━━━ PROVIDED RECORDS

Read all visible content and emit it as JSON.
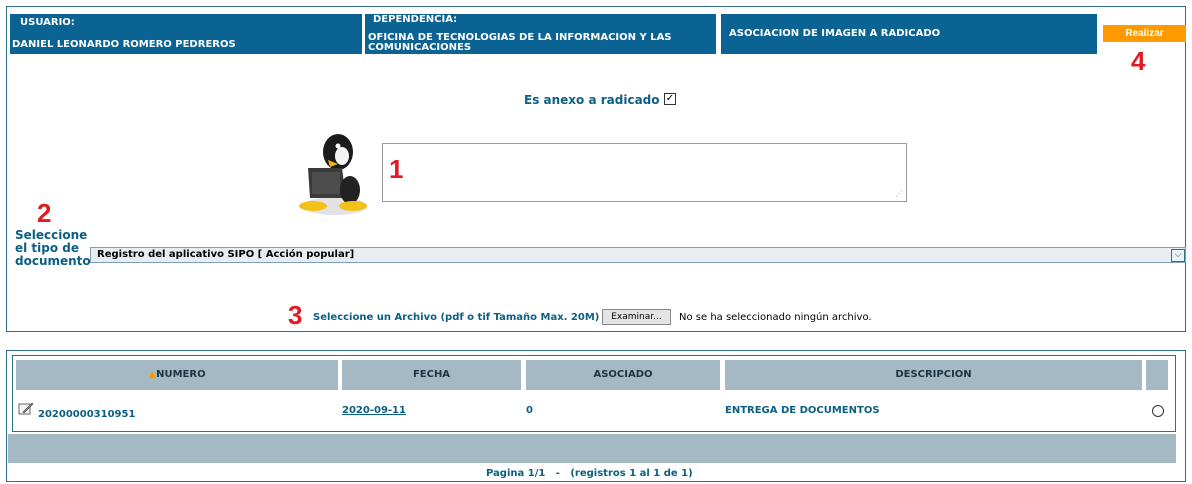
{
  "header": {
    "usuario_label": "USUARIO:",
    "usuario_value": "DANIEL LEONARDO ROMERO PEDREROS",
    "dependencia_label": "DEPENDENCIA:",
    "dependencia_value": "OFICINA DE TECNOLOGIAS DE LA INFORMACION Y LAS COMUNICACIONES",
    "accion": "ASOCIACION DE IMAGEN A RADICADO",
    "realizar_button": "Realizar"
  },
  "annotations": {
    "n1": "1",
    "n2": "2",
    "n3": "3",
    "n4": "4"
  },
  "form": {
    "anexo_label": "Es anexo a radicado",
    "anexo_checked": true,
    "tipo_label": "Seleccione el tipo de documento",
    "tipo_selected": "Registro del aplicativo SIPO [ Acción popular]",
    "archivo_label": "Seleccione un Archivo (pdf o tif Tamaño Max. 20M)",
    "examinar_button": "Examinar...",
    "no_file_text": "No se ha seleccionado ningún archivo."
  },
  "table": {
    "columns": [
      "NUMERO",
      "FECHA",
      "ASOCIADO",
      "DESCRIPCION"
    ],
    "rows": [
      {
        "numero": "20200000310951",
        "fecha": "2020-09-11",
        "asociado": "0",
        "descripcion": "ENTREGA DE DOCUMENTOS"
      }
    ],
    "pager": "Pagina 1/1   -   (registros 1 al 1 de 1)"
  },
  "icons": [
    "tux-penguin-laptop-icon",
    "sort-asc-icon",
    "edit-pencil-icon",
    "chevron-down-icon"
  ],
  "colors": {
    "header_blue": "#0b6394",
    "accent_orange": "#ff9900",
    "table_header": "#a5b9c5",
    "link_blue": "#0b5f84",
    "annotation_red": "#e01b24"
  }
}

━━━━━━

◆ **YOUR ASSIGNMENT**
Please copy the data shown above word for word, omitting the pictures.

◆ **REPLY TO THE TASK**
Read all visible content and emit it as JSON.
{
  "header": {
    "usuario_label": "USUARIO:",
    "usuario_value": "DANIEL LEONARDO ROMERO PEDREROS",
    "dependencia_label": "DEPENDENCIA:",
    "dependencia_value": "OFICINA DE TECNOLOGIAS DE LA INFORMACION Y LAS COMUNICACIONES",
    "accion": "ASOCIACION DE IMAGEN A RADICADO",
    "realizar_button": "Realizar"
  },
  "annotations": {
    "n1": "1",
    "n2": "2",
    "n3": "3",
    "n4": "4"
  },
  "form": {
    "anexo_label": "Es anexo a radicado",
    "anexo_checked": true,
    "tipo_label": "Seleccione el tipo de documento",
    "tipo_selected": "Registro del aplicativo SIPO [ Acción popular]",
    "archivo_label": "Seleccione un Archivo (pdf o tif Tamaño Max. 20M)",
    "examinar_button": "Examinar...",
    "no_file_text": "No se ha seleccionado ningún archivo."
  },
  "table": {
    "columns": [
      "NUMERO",
      "FECHA",
      "ASOCIADO",
      "DESCRIPCION"
    ],
    "rows": [
      {
        "numero": "20200000310951",
        "fecha": "2020-09-11",
        "asociado": "0",
        "descripcion": "ENTREGA DE DOCUMENTOS"
      }
    ],
    "pager": "Pagina 1/1   -   (registros 1 al 1 de 1)"
  },
  "icons": [
    "tux-penguin-laptop-icon",
    "sort-asc-icon",
    "edit-pencil-icon",
    "chevron-down-icon"
  ],
  "colors": {
    "header_blue": "#0b6394",
    "accent_orange": "#ff9900",
    "table_header": "#a5b9c5",
    "link_blue": "#0b5f84",
    "annotation_red": "#e01b24"
  }
}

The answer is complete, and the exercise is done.